Dataset rows for apps and sites
-=-=-
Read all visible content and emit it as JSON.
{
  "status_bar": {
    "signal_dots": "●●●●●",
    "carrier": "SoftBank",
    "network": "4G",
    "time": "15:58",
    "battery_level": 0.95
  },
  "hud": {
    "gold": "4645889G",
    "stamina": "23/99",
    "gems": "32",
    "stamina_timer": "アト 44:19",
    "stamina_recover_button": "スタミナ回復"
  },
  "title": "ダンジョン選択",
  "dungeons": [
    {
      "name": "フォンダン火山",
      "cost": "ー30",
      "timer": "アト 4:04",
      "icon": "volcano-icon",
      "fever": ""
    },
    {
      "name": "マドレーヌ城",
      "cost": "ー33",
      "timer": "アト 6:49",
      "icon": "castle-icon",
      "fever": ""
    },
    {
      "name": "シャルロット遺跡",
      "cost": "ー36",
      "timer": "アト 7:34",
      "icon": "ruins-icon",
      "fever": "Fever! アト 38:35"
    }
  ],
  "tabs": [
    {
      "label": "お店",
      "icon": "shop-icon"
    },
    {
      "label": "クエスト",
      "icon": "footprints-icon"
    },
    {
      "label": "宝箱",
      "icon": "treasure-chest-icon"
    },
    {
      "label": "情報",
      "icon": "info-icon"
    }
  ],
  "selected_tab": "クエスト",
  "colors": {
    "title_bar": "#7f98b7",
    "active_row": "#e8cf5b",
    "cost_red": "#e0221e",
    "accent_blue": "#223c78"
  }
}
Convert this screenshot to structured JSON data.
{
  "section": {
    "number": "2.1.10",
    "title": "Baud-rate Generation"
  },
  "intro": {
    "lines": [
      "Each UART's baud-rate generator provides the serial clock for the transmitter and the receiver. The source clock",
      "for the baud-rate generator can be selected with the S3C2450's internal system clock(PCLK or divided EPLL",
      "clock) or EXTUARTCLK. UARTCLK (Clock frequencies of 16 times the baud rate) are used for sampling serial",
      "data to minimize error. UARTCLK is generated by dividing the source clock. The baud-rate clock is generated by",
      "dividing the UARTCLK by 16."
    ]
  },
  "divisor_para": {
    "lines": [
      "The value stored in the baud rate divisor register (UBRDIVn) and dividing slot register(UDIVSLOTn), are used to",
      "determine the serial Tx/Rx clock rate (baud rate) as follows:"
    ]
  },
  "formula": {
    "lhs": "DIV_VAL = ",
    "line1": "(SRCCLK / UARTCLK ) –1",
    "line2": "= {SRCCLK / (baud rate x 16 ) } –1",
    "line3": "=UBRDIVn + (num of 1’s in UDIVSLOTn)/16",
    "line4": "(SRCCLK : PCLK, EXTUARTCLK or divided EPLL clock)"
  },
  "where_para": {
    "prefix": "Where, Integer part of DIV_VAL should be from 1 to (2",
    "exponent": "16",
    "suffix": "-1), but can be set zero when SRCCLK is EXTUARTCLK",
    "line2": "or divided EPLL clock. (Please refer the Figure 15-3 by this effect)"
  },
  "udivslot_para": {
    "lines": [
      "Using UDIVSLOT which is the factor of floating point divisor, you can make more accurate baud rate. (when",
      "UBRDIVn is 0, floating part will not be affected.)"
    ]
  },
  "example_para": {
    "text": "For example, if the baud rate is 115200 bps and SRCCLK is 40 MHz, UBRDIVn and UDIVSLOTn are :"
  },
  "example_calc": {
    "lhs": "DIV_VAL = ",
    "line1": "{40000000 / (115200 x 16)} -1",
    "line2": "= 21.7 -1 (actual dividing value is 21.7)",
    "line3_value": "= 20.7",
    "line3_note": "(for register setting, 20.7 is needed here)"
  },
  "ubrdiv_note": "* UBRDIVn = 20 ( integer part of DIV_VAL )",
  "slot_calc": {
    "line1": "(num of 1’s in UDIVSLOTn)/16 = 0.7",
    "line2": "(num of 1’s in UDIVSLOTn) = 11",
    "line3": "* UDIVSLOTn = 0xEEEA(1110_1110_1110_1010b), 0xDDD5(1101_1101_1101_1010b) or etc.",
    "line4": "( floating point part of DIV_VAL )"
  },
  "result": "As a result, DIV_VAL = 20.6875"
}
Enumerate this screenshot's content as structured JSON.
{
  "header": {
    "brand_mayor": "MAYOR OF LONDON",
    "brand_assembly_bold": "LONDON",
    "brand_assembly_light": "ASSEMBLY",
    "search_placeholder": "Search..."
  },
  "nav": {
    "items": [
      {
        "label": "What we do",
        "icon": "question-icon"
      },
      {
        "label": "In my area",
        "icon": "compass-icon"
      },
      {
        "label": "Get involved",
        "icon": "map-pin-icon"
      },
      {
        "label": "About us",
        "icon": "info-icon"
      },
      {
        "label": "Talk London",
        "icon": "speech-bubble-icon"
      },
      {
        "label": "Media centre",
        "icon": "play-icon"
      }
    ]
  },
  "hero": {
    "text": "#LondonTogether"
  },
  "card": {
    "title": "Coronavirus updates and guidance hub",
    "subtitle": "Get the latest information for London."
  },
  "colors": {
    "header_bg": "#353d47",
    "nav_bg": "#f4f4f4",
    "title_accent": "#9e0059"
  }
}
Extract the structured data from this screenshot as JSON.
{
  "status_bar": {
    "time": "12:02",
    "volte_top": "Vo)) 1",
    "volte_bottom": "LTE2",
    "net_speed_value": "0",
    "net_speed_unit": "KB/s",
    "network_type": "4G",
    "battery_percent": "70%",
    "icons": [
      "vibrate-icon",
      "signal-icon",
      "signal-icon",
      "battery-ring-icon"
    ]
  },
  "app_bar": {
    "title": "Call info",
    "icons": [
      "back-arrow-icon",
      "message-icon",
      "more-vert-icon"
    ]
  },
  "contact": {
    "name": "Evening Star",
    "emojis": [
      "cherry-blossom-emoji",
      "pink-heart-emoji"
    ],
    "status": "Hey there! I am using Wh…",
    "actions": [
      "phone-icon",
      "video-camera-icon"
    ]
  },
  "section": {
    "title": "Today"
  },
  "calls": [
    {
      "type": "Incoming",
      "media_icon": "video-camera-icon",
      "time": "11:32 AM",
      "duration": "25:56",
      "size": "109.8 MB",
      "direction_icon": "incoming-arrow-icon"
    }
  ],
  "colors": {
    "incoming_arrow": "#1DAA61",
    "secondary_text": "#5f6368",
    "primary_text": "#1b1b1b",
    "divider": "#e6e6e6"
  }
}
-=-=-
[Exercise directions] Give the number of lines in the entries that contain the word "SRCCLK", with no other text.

[Result below] 5